  14. I think we're the only jokeless show on television. I mean really, we have no setups and no punch lines. It's not a joke show. There are funny lines and funny moments but again the comedy is born of the human experience and awkward pauses are a great part of what it is to be human. – Rainn Wilson

Usage examples for punch:

  1. The appearance of Jim Dawlish carrying a steaming bowl of punch seemed to Doris at length the signal for departure, and she rose from the table. ” – The Safety Curtain, and Other Stories by Ethel M. Dell
  2. You've a bruised spot over your left cheek bone that looks like the mark of a punch on the face. ” – The High School Boys' Fishing Trip by H. Irving Hancock
  3. If you call me Eely again, I'll punch your head. ” – Burr Junior by G. Manville Fenn
  4. That terrific punch and the iron- calm manner of the man who had dealt it had scared him. ” – The Snow-Burner by Henry Oyen
  5. The recent run at the Punch and Judy Theater in New York was upon a full size stage, and this was not at all an exception. ” – More Portmanteau Plays by Stuart Walker
  6. If you do fight Slater, Hardinge, I should certainly commence by giving the chaplain a punch in the eye. ” – Amusement Only by Richard Marsh
  7. The lady's maiden name was Ford; and the parson who sits next to the punch bowl in Hogarth's " Modern Midnight Conversation" was her brother's son. ” – Anecdotes of the late Samuel Johnson, LL.D. during the last twenty years of his life by Hesther Lynch Piozzi
  8. But, then, the captain did not drink Botallack punch while old Mr Donnithorne did, which may to some extent account for the difference in their powers of vision. ” – Deep Down, a Tale of the Cornish Mines by R.M. Ballantyne
  9. Felicity was as pleased as Punch – The Twelfth Hour by Ada Leverson
  10. “ I ought to punch your head." ” – Flowing Gold by Rex Beach
  11. Boss,- I helt out my hand- here's where you git a new son- in- law, and a foreman fer keeps on cow- punch pay. ” – Alec Lloyd, Cowpuncher by Eleanor Gates
  12. Things were against Punch – The History of "Punch" by M. H. Spielmann
  13. There was an excitement in this, but when the punch was gone I was very dull. ” – Autobiography of Anthony Trollope by Anthony Trollope
  14. As on the day before, Francis had cleared away the remains of the supper, and brought us our punch – Weird Tales. Vol. I by E. T. A. Hoffmann
  15. The children might have been drawn by Du Maurier in Punch long ago, to express a family who were overbred. ” – Man and Maid by Elinor Glyn
  16. Start out with a punch or you'll never get anywhere. ” – Paul and the Printing Press by Sara Ware Bassett
  17. He is fast for a man of his size and has a terrible right- hand punch – The Boy Allies at Jutland by Robert L. Drake
  18. With a shout of joy the company hurried him to the tavern, seated him before the fire, and put a glass of punch in his hand. ” – Tales Of Puritan Land Myths And Legends Of Our Own Land, Volume 4. by Charles M. Skinner
  19. They endeavored to gain his consent, and assured him that he should want for nothing, and his only work would be, to make punch and say prayers. ” – The Pirates Own Book by Charles Ellms
  20. But I might try to punch it out with your knife, if you put me on your shoulder. ” – Banked Fires by E. W. (Ethel Winifred) Savi

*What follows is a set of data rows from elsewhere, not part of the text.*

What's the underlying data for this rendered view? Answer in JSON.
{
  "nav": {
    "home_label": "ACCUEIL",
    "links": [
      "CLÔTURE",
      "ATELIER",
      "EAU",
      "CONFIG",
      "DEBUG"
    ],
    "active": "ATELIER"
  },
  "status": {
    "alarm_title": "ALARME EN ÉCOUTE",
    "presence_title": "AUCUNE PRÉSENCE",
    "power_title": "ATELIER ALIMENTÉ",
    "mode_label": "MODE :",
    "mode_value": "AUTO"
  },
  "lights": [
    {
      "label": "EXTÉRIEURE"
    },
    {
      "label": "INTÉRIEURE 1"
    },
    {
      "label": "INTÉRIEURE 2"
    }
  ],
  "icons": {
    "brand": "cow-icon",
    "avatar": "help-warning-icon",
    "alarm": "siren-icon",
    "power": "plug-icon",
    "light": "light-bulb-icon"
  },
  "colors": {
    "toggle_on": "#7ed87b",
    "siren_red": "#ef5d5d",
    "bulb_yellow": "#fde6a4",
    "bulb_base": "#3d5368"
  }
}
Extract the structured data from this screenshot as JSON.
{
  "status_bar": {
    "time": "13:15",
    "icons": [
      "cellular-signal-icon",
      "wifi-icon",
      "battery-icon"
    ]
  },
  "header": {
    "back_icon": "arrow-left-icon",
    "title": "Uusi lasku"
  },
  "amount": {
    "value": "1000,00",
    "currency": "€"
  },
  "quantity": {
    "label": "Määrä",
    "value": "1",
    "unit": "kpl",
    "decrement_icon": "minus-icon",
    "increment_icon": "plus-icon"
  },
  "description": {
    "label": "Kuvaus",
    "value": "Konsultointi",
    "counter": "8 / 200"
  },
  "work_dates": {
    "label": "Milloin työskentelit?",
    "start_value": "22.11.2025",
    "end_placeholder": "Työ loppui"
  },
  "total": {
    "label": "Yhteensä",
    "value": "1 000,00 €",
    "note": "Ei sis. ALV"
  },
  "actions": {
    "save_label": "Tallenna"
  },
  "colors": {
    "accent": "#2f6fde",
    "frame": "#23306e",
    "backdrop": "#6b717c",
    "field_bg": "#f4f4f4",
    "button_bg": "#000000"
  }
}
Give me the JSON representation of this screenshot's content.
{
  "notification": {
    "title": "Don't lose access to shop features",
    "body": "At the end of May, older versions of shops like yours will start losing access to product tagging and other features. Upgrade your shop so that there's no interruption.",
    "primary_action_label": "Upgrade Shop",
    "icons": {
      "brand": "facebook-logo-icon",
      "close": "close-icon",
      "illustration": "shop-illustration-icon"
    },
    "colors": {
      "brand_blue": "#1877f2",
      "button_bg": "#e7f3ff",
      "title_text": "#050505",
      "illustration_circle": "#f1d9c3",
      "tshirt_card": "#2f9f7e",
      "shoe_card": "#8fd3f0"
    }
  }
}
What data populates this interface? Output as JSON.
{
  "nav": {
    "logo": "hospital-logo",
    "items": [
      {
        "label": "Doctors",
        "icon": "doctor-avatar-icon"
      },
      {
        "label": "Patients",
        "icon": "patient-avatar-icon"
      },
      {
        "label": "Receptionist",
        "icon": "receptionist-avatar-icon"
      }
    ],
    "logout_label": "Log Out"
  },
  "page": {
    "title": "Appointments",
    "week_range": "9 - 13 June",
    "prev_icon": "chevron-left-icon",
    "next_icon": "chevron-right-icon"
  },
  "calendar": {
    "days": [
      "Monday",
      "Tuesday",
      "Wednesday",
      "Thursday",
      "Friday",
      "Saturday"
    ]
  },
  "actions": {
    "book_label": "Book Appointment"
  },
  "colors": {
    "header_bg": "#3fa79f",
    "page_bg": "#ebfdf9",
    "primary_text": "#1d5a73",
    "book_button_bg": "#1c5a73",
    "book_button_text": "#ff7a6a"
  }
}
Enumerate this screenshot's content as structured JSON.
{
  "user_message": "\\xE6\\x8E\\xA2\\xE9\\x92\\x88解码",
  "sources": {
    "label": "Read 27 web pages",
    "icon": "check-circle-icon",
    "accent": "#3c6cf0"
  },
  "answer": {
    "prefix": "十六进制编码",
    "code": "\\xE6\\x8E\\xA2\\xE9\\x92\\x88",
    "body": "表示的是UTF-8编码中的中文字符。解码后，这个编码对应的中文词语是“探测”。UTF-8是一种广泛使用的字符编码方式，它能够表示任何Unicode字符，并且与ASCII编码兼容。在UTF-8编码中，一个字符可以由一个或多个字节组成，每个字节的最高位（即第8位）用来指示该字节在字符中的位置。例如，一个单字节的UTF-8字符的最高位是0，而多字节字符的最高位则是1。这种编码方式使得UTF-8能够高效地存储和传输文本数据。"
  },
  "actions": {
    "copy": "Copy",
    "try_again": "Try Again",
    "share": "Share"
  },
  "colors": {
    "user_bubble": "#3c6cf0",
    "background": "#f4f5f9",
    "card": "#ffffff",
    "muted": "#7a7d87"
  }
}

Rhymes for punch:


Idioms for punch:

  • pack a punch
  • a onetwo punch
  • punch sth into sth;
  • punch sm out;
  • punch sm in sth;
Alphabet: